_Assignment_. Copy out every line of the records in which "this" can be found.

+++++

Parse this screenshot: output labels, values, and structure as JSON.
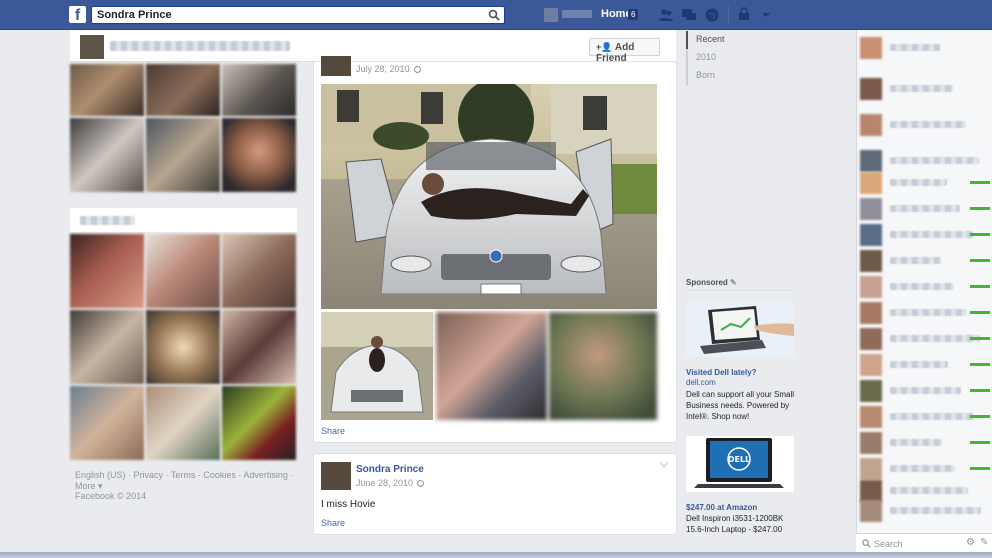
{
  "topbar": {
    "search_value": "Sondra Prince",
    "home_label": "Home",
    "home_count": "6"
  },
  "profile_strip": {
    "add_friend_label": "Add Friend"
  },
  "post1": {
    "timestamp": "July 28, 2010",
    "share_label": "Share"
  },
  "post2": {
    "poster_name": "Sondra Prince",
    "timestamp": "June 28, 2010",
    "text": "I miss Hovie",
    "share_label": "Share"
  },
  "timeline_nav": {
    "items": [
      "Recent",
      "2010",
      "Born"
    ]
  },
  "sponsored": {
    "header": "Sponsored",
    "ads": [
      {
        "title": "Visited Dell lately?",
        "domain": "dell.com",
        "body": "Dell can support all your Small Business needs. Powered by Intel®. Shop now!"
      },
      {
        "title": "$247.00 at Amazon",
        "body_line1": "Dell Inspiron i3531-1200BK",
        "body_line2": "15.6-Inch Laptop - $247.00"
      }
    ],
    "ad_brand": "DELL"
  },
  "footer": {
    "links": "English (US) · Privacy · Terms · Cookies · Advertising ·",
    "more": "More",
    "copyright": "Facebook © 2014"
  },
  "chat": {
    "search_placeholder": "Search"
  },
  "colors": {
    "brand_blue": "#3b5998",
    "link_blue": "#365899",
    "online_green": "#42b72a"
  }
}
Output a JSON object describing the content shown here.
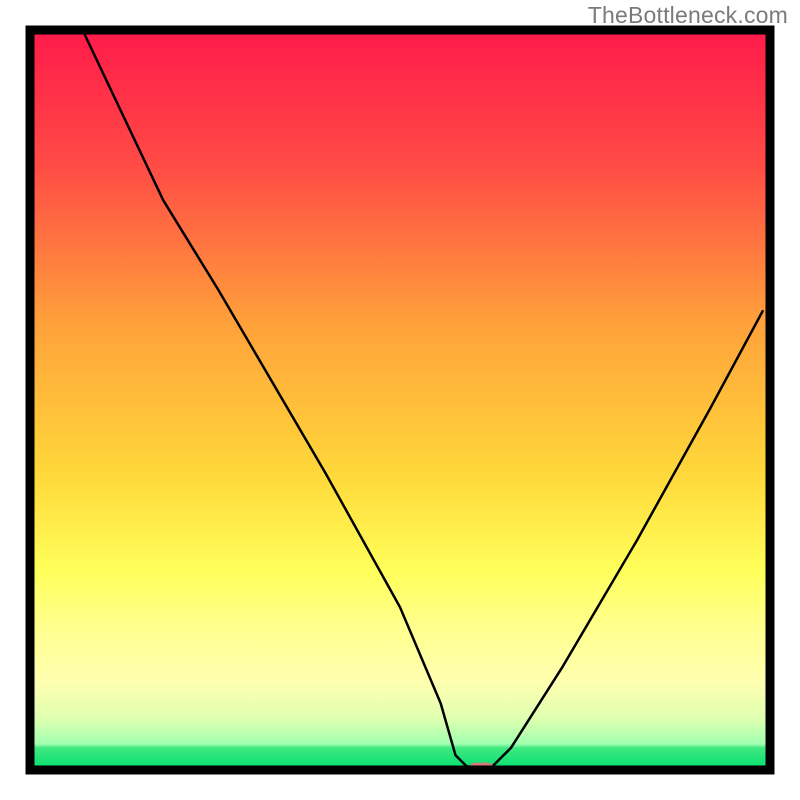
{
  "watermark": "TheBottleneck.com",
  "chart_data": {
    "type": "line",
    "title": "",
    "xlabel": "",
    "ylabel": "",
    "xlim": [
      0,
      100
    ],
    "ylim": [
      0,
      100
    ],
    "gradient_colors": {
      "top": "#ff1a4a",
      "upper_mid": "#ff7a3a",
      "mid": "#ffd83a",
      "lower_mid": "#ffff8a",
      "bottom_band": "#f0ffb0",
      "bottom": "#00e070"
    },
    "background_bands": [
      {
        "y0": 0,
        "y1": 72,
        "type": "gradient",
        "from": "#ff1a4a",
        "to": "#ffff5a"
      },
      {
        "y0": 72,
        "y1": 84,
        "type": "solid",
        "color": "#ffff8a"
      },
      {
        "y0": 84,
        "y1": 97,
        "type": "gradient",
        "from": "#ffffa0",
        "to": "#b0ff90"
      },
      {
        "y0": 97,
        "y1": 100,
        "type": "solid",
        "color": "#00e070"
      }
    ],
    "frame": {
      "stroke": "#000000",
      "stroke_width": 8
    },
    "curve": {
      "description": "V-shaped bottleneck curve; steep descent from top-left, nearly vertical plunge after knee, trough near x≈61, rising concave right arm to top-right edge",
      "points": [
        {
          "x": 7.1,
          "y": 100.0
        },
        {
          "x": 18.0,
          "y": 77.0
        },
        {
          "x": 25.5,
          "y": 64.8
        },
        {
          "x": 40.0,
          "y": 40.0
        },
        {
          "x": 50.0,
          "y": 22.0
        },
        {
          "x": 55.5,
          "y": 9.0
        },
        {
          "x": 57.5,
          "y": 2.0
        },
        {
          "x": 59.0,
          "y": 0.5
        },
        {
          "x": 61.0,
          "y": 0.3
        },
        {
          "x": 62.5,
          "y": 0.5
        },
        {
          "x": 65.0,
          "y": 3.0
        },
        {
          "x": 72.0,
          "y": 14.0
        },
        {
          "x": 82.0,
          "y": 31.0
        },
        {
          "x": 92.0,
          "y": 49.0
        },
        {
          "x": 99.0,
          "y": 62.0
        }
      ]
    },
    "marker": {
      "x": 61.0,
      "y": 0.3,
      "shape": "rounded-rect",
      "fill": "#d07a7a",
      "width": 3.2,
      "height": 1.4
    }
  }
}
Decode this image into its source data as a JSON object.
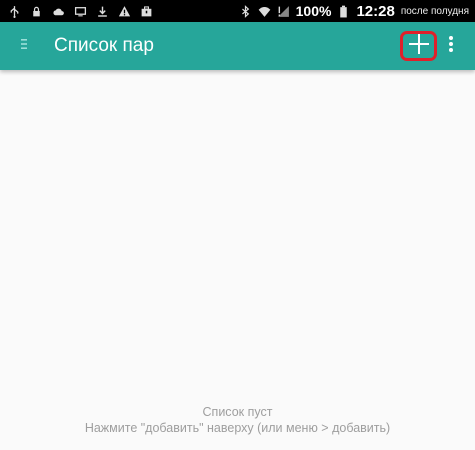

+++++

_Reply_.
Parse this screenshot: output labels, values, and structure as JSON.
Decode this image into its source data as a JSON object.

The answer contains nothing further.